Still, both Holland and Hawser were quick to say that didn’t mean that dredging had not been vital during the low water.
Investing In Dredging
“Dredging is never going to go away, but our efficiency has gone up,” Sawser said.
Holland offered a “shout out” to dredge crews, calling them heroes. At one time, 13 government and contracted dredges were working along the river during the low-water event, she said.
“It was a daily firefight to respond to the various points of friction,” she said.
Many of these dredges contracted with the Corps, as the Corps of Engineers has only three dustpan dredges of its own, with two of them 90 or more years old.
“The red flag that I continue to communicate to the USACE headquarters and our Congressional delegation is that if the pattern continues and we have another low-water event like we had, 10 years from now, those two dustpans will be 100 years old,” Holland said. “Our team will continue to work hard to keep them running, but of course every year that goes by without recapitalization or replacement, we are at risk.”
Looking For The Positive
One positive that came out of the low-water event is that for a while the rivers had the nation’s attention, which could help to ensure future funding, even though the low water also came with enormous challenges to the economy, commodities, farmers and small ports and harbors, Holland said.
“We did keep the river open,” she said. “That is our job every day, to keep this river open and safe, but at a huge cost. It cost $50 million for the Corps to keep the river open.
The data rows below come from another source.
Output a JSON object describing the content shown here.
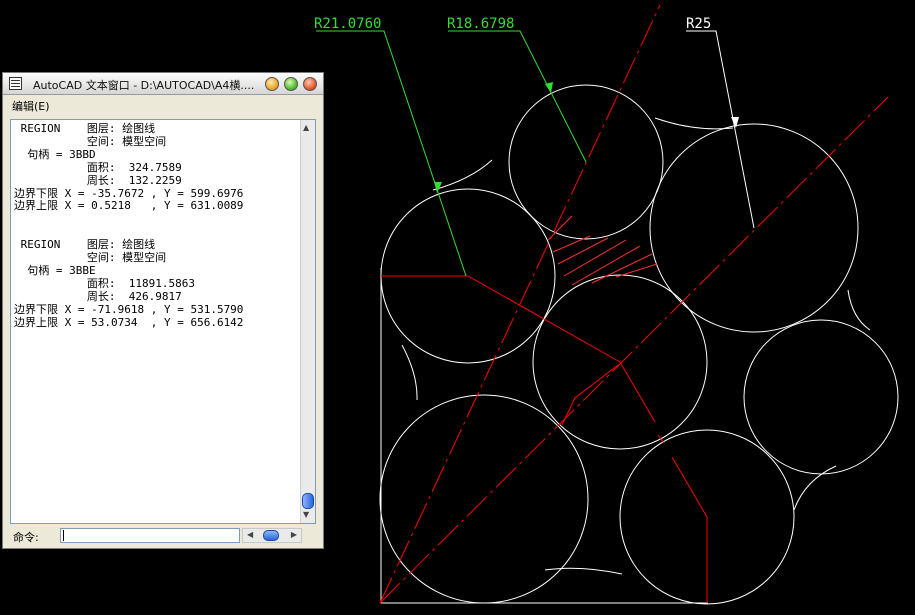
{
  "drawing": {
    "dimensions": {
      "r1": "R21.0760",
      "r2": "R18.6798",
      "r3": "R25"
    },
    "colors": {
      "background": "#000000",
      "geometry": "#ffffff",
      "centerlines": "#ff0000",
      "dim_green": "#33dd33",
      "dim_white": "#ffffff"
    }
  },
  "text_window": {
    "title": "AutoCAD 文本窗口 - D:\\AUTOCAD\\A4横....",
    "menu": {
      "edit": "编辑(E)"
    },
    "log_lines": [
      " REGION    图层: 绘图线",
      "           空间: 模型空间",
      "  句柄 = 3BBD",
      "           面积:  324.7589",
      "           周长:  132.2259",
      "边界下限 X = -35.7672 , Y = 599.6976",
      "边界上限 X = 0.5218   , Y = 631.0089",
      "",
      "",
      " REGION    图层: 绘图线",
      "           空间: 模型空间",
      "  句柄 = 3BBE",
      "           面积:  11891.5863",
      "           周长:  426.9817",
      "边界下限 X = -71.9618 , Y = 531.5790",
      "边界上限 X = 53.0734  , Y = 656.6142"
    ],
    "command_label": "命令:",
    "command_value": ""
  }
}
Just for context, that’s more than a year’s worth of normal dredging, so we had to be reimbursed to allow us to get through the rest of the year. Congress was very generous and understood the importance of it, and we did get that reimbursement.”
Looking forward, she said, there is still much work that needs done, continuing to engineer the river. The Corps has calculated that it will take another $2.3 billion in investment into the Mississippi Rivers and Tributaries Project for the river to pass the project design flood.
“That doesn’t mean that the project is complete, but that would solve all the critical items,” Holland said.
She stressed that the Mississippi River and Tributaries Project continues to have a 131-to-1 return on investment, which she called extraordinary and unmatched anywhere.